— ABOUT THIS TASK —
Repeat the records word for word, excluding any picture.

__________

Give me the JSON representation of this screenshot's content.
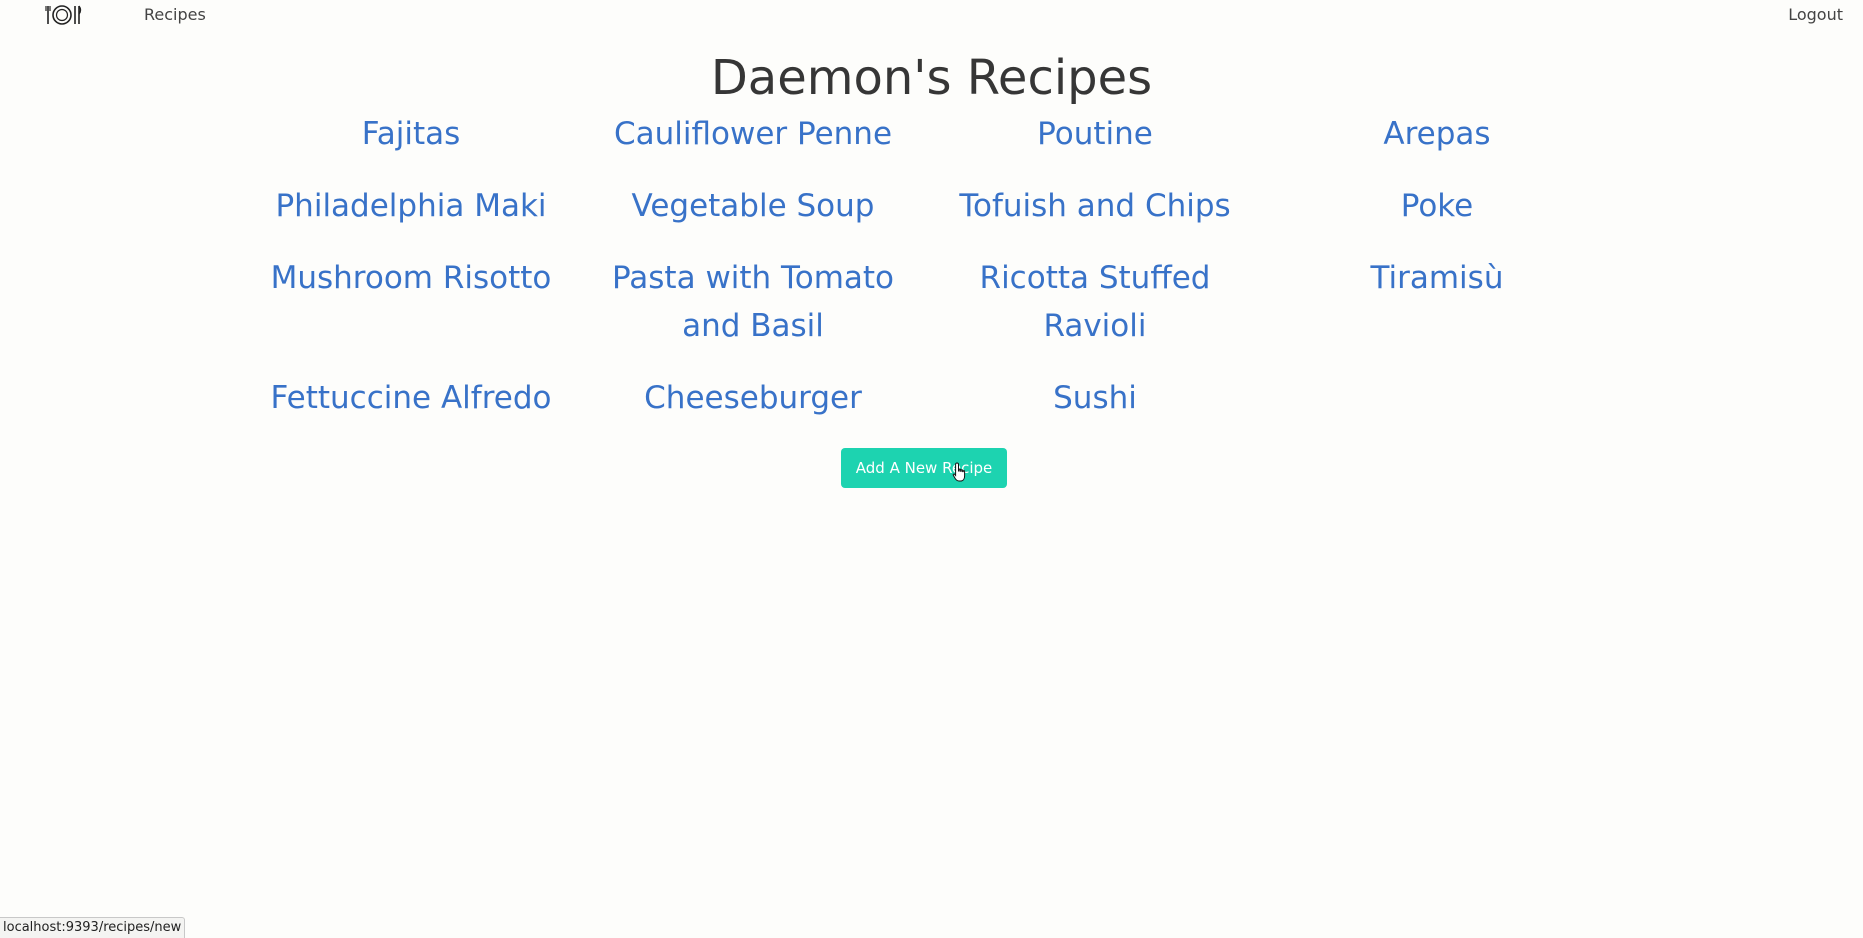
{
  "navbar": {
    "logo_icon": "plate-fork-knife-icon",
    "recipes_label": "Recipes",
    "logout_label": "Logout"
  },
  "main": {
    "title": "Daemon's Recipes",
    "recipes": [
      "Fajitas",
      "Cauliflower Penne",
      "Poutine",
      "Arepas",
      "Philadelphia Maki",
      "Vegetable Soup",
      "Tofuish and Chips",
      "Poke",
      "Mushroom Risotto",
      "Pasta with Tomato and Basil",
      "Ricotta Stuffed Ravioli",
      "Tiramisù",
      "Fettuccine Alfredo",
      "Cheeseburger",
      "Sushi"
    ],
    "add_button_label": "Add A New Recipe"
  },
  "status_bar": {
    "url": "localhost:9393/recipes/new"
  },
  "colors": {
    "background": "#fdfdfb",
    "link": "#3872c8",
    "button": "#1dd3b0",
    "title": "#363636"
  }
}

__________

— ANSWER BOX —
Give me the JSON representation of this screenshot's content.
{
  "navbar": {
    "logo_icon": "plate-fork-knife-icon",
    "recipes_label": "Recipes",
    "logout_label": "Logout"
  },
  "main": {
    "title": "Daemon's Recipes",
    "recipes": [
      "Fajitas",
      "Cauliflower Penne",
      "Poutine",
      "Arepas",
      "Philadelphia Maki",
      "Vegetable Soup",
      "Tofuish and Chips",
      "Poke",
      "Mushroom Risotto",
      "Pasta with Tomato and Basil",
      "Ricotta Stuffed Ravioli",
      "Tiramisù",
      "Fettuccine Alfredo",
      "Cheeseburger",
      "Sushi"
    ],
    "add_button_label": "Add A New Recipe"
  },
  "status_bar": {
    "url": "localhost:9393/recipes/new"
  },
  "colors": {
    "background": "#fdfdfb",
    "link": "#3872c8",
    "button": "#1dd3b0",
    "title": "#363636"
  }
}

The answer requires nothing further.